EXTRACTED MATERIAL:
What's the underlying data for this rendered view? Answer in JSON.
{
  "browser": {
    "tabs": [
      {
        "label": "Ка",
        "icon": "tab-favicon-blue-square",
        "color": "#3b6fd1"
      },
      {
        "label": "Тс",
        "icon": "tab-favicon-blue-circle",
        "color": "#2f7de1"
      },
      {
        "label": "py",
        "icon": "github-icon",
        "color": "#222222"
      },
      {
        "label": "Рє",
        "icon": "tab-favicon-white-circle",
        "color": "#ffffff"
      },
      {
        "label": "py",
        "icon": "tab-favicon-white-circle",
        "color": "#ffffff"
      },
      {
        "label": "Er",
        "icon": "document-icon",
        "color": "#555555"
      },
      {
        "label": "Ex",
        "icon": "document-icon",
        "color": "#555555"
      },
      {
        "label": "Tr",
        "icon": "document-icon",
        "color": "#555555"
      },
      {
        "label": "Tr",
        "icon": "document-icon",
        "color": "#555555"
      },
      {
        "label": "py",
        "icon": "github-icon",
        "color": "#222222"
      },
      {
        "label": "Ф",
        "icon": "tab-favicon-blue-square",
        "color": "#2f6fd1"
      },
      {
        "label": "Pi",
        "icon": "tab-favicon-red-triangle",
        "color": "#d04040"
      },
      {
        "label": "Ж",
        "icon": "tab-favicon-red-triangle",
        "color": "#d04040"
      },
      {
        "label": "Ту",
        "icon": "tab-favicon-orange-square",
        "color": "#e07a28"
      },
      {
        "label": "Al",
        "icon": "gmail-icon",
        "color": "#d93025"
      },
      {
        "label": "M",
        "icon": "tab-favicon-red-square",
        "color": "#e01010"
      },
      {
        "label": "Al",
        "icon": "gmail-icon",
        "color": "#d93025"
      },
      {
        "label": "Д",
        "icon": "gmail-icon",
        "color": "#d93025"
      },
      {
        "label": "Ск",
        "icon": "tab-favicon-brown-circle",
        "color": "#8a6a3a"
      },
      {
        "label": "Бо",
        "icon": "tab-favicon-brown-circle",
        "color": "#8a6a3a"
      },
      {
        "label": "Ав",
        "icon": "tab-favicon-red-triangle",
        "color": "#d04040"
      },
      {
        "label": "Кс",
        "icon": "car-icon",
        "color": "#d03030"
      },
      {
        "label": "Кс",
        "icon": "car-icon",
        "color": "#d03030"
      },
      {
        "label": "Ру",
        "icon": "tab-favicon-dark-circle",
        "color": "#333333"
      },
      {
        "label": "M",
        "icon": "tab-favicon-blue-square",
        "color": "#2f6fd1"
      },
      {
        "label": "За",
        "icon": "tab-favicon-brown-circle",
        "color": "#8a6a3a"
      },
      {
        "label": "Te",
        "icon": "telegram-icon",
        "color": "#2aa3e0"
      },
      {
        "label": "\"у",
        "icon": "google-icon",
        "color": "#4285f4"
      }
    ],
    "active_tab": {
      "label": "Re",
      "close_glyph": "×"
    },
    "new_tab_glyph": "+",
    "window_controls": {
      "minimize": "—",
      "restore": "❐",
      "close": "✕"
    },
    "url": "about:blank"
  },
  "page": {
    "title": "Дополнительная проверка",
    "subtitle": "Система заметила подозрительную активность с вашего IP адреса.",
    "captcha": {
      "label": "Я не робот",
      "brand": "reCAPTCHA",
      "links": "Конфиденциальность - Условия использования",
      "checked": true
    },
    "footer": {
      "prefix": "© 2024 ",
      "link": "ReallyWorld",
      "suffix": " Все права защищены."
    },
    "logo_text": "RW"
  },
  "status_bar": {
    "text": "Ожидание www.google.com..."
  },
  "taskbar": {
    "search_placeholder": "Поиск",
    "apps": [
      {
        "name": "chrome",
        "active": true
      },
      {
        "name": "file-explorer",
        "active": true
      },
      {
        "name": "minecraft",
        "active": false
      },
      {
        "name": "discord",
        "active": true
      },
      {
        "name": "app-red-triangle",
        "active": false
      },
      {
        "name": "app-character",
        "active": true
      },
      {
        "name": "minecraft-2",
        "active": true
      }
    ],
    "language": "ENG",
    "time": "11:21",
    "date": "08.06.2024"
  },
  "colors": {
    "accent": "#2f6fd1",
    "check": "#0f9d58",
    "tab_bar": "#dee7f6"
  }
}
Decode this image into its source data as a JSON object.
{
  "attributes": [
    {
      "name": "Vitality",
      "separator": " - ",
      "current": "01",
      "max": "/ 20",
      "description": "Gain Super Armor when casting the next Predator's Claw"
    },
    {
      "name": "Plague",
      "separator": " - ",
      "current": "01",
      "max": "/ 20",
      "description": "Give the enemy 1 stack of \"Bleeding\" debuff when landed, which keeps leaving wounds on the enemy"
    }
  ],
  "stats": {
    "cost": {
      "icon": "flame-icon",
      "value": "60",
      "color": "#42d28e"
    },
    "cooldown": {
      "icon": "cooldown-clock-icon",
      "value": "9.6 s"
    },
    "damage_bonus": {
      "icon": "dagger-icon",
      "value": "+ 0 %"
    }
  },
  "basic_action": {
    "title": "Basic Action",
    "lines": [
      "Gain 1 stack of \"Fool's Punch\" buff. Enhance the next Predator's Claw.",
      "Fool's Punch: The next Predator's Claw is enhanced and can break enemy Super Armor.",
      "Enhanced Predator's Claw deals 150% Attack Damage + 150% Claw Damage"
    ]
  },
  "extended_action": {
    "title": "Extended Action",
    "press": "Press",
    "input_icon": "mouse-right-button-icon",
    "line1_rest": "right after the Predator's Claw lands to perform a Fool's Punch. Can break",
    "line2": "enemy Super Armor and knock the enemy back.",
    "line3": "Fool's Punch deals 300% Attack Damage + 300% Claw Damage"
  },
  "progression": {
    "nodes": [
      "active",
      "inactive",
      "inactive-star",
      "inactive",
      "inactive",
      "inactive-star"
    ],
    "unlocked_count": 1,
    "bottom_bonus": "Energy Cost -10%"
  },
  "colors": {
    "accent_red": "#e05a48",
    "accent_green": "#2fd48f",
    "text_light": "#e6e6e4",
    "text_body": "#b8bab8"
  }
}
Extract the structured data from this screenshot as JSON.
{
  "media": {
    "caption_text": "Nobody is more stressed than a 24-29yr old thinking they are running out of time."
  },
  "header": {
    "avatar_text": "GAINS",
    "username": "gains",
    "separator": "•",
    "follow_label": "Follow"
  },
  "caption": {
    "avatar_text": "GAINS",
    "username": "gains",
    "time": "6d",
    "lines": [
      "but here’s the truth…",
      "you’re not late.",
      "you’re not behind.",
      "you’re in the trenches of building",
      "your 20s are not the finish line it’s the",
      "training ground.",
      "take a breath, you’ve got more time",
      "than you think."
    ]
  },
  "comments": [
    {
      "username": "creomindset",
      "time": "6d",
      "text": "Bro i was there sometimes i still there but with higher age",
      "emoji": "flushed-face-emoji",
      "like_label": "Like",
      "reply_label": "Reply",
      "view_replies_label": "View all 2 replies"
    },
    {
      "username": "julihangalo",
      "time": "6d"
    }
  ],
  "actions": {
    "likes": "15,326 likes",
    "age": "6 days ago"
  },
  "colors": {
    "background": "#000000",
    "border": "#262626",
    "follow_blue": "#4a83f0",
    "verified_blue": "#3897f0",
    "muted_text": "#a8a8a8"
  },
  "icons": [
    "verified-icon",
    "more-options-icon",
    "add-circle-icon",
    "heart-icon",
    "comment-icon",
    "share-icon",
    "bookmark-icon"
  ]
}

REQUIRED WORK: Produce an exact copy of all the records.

ANSWER TO THIS PROBLEM:
What's the underlying data for this rendered view? Answer in JSON.
{
  "browser": {
    "tabs": [
      {
        "label": "Ка",
        "icon": "tab-favicon-blue-square",
        "color": "#3b6fd1"
      },
      {
        "label": "Тс",
        "icon": "tab-favicon-blue-circle",
        "color": "#2f7de1"
      },
      {
        "label": "py",
        "icon": "github-icon",
        "color": "#222222"
      },
      {
        "label": "Рє",
        "icon": "tab-favicon-white-circle",
        "color": "#ffffff"
      },
      {
        "label": "py",
        "icon": "tab-favicon-white-circle",
        "color": "#ffffff"
      },
      {
        "label": "Er",
        "icon": "document-icon",
        "color": "#555555"
      },
      {
        "label": "Ex",
        "icon": "document-icon",
        "color": "#555555"
      },
      {
        "label": "Tr",
        "icon": "document-icon",
        "color": "#555555"
      },
      {
        "label": "Tr",
        "icon": "document-icon",
        "color": "#555555"
      },
      {
        "label": "py",
        "icon": "github-icon",
        "color": "#222222"
      },
      {
        "label": "Ф",
        "icon": "tab-favicon-blue-square",
        "color": "#2f6fd1"
      },
      {
        "label": "Pi",
        "icon": "tab-favicon-red-triangle",
        "color": "#d04040"
      },
      {
        "label": "Ж",
        "icon": "tab-favicon-red-triangle",
        "color": "#d04040"
      },
      {
        "label": "Ту",
        "icon": "tab-favicon-orange-square",
        "color": "#e07a28"
      },
      {
        "label": "Al",
        "icon": "gmail-icon",
        "color": "#d93025"
      },
      {
        "label": "M",
        "icon": "tab-favicon-red-square",
        "color": "#e01010"
      },
      {
        "label": "Al",
        "icon": "gmail-icon",
        "color": "#d93025"
      },
      {
        "label": "Д",
        "icon": "gmail-icon",
        "color": "#d93025"
      },
      {
        "label": "Ск",
        "icon": "tab-favicon-brown-circle",
        "color": "#8a6a3a"
      },
      {
        "label": "Бо",
        "icon": "tab-favicon-brown-circle",
        "color": "#8a6a3a"
      },
      {
        "label": "Ав",
        "icon": "tab-favicon-red-triangle",
        "color": "#d04040"
      },
      {
        "label": "Кс",
        "icon": "car-icon",
        "color": "#d03030"
      },
      {
        "label": "Кс",
        "icon": "car-icon",
        "color": "#d03030"
      },
      {
        "label": "Ру",
        "icon": "tab-favicon-dark-circle",
        "color": "#333333"
      },
      {
        "label": "M",
        "icon": "tab-favicon-blue-square",
        "color": "#2f6fd1"
      },
      {
        "label": "За",
        "icon": "tab-favicon-brown-circle",
        "color": "#8a6a3a"
      },
      {
        "label": "Te",
        "icon": "telegram-icon",
        "color": "#2aa3e0"
      },
      {
        "label": "\"у",
        "icon": "google-icon",
        "color": "#4285f4"
      }
    ],
    "active_tab": {
      "label": "Re",
      "close_glyph": "×"
    },
    "new_tab_glyph": "+",
    "window_controls": {
      "minimize": "—",
      "restore": "❐",
      "close": "✕"
    },
    "url": "about:blank"
  },
  "page": {
    "title": "Дополнительная проверка",
    "subtitle": "Система заметила подозрительную активность с вашего IP адреса.",
    "captcha": {
      "label": "Я не робот",
      "brand": "reCAPTCHA",
      "links": "Конфиденциальность - Условия использования",
      "checked": true
    },
    "footer": {
      "prefix": "© 2024 ",
      "link": "ReallyWorld",
      "suffix": " Все права защищены."
    },
    "logo_text": "RW"
  },
  "status_bar": {
    "text": "Ожидание www.google.com..."
  },
  "taskbar": {
    "search_placeholder": "Поиск",
    "apps": [
      {
        "name": "chrome",
        "active": true
      },
      {
        "name": "file-explorer",
        "active": true
      },
      {
        "name": "minecraft",
        "active": false
      },
      {
        "name": "discord",
        "active": true
      },
      {
        "name": "app-red-triangle",
        "active": false
      },
      {
        "name": "app-character",
        "active": true
      },
      {
        "name": "minecraft-2",
        "active": true
      }
    ],
    "language": "ENG",
    "time": "11:21",
    "date": "08.06.2024"
  },
  "colors": {
    "accent": "#2f6fd1",
    "check": "#0f9d58",
    "tab_bar": "#dee7f6"
  }
}
Decode this image into its source data as a JSON object.
{
  "attributes": [
    {
      "name": "Vitality",
      "separator": " - ",
      "current": "01",
      "max": "/ 20",
      "description": "Gain Super Armor when casting the next Predator's Claw"
    },
    {
      "name": "Plague",
      "separator": " - ",
      "current": "01",
      "max": "/ 20",
      "description": "Give the enemy 1 stack of \"Bleeding\" debuff when landed, which keeps leaving wounds on the enemy"
    }
  ],
  "stats": {
    "cost": {
      "icon": "flame-icon",
      "value": "60",
      "color": "#42d28e"
    },
    "cooldown": {
      "icon": "cooldown-clock-icon",
      "value": "9.6 s"
    },
    "damage_bonus": {
      "icon": "dagger-icon",
      "value": "+ 0 %"
    }
  },
  "basic_action": {
    "title": "Basic Action",
    "lines": [
      "Gain 1 stack of \"Fool's Punch\" buff. Enhance the next Predator's Claw.",
      "Fool's Punch: The next Predator's Claw is enhanced and can break enemy Super Armor.",
      "Enhanced Predator's Claw deals 150% Attack Damage + 150% Claw Damage"
    ]
  },
  "extended_action": {
    "title": "Extended Action",
    "press": "Press",
    "input_icon": "mouse-right-button-icon",
    "line1_rest": "right after the Predator's Claw lands to perform a Fool's Punch. Can break",
    "line2": "enemy Super Armor and knock the enemy back.",
    "line3": "Fool's Punch deals 300% Attack Damage + 300% Claw Damage"
  },
  "progression": {
    "nodes": [
      "active",
      "inactive",
      "inactive-star",
      "inactive",
      "inactive",
      "inactive-star"
    ],
    "unlocked_count": 1,
    "bottom_bonus": "Energy Cost -10%"
  },
  "colors": {
    "accent_red": "#e05a48",
    "accent_green": "#2fd48f",
    "text_light": "#e6e6e4",
    "text_body": "#b8bab8"
  }
}
Extract the structured data from this screenshot as JSON.
{
  "media": {
    "caption_text": "Nobody is more stressed than a 24-29yr old thinking they are running out of time."
  },
  "header": {
    "avatar_text": "GAINS",
    "username": "gains",
    "separator": "•",
    "follow_label": "Follow"
  },
  "caption": {
    "avatar_text": "GAINS",
    "username": "gains",
    "time": "6d",
    "lines": [
      "but here’s the truth…",
      "you’re not late.",
      "you’re not behind.",
      "you’re in the trenches of building",
      "your 20s are not the finish line it’s the",
      "training ground.",
      "take a breath, you’ve got more time",
      "than you think."
    ]
  },
  "comments": [
    {
      "username": "creomindset",
      "time": "6d",
      "text": "Bro i was there sometimes i still there but with higher age",
      "emoji": "flushed-face-emoji",
      "like_label": "Like",
      "reply_label": "Reply",
      "view_replies_label": "View all 2 replies"
    },
    {
      "username": "julihangalo",
      "time": "6d"
    }
  ],
  "actions": {
    "likes": "15,326 likes",
    "age": "6 days ago"
  },
  "colors": {
    "background": "#000000",
    "border": "#262626",
    "follow_blue": "#4a83f0",
    "verified_blue": "#3897f0",
    "muted_text": "#a8a8a8"
  },
  "icons": [
    "verified-icon",
    "more-options-icon",
    "add-circle-icon",
    "heart-icon",
    "comment-icon",
    "share-icon",
    "bookmark-icon"
  ]
}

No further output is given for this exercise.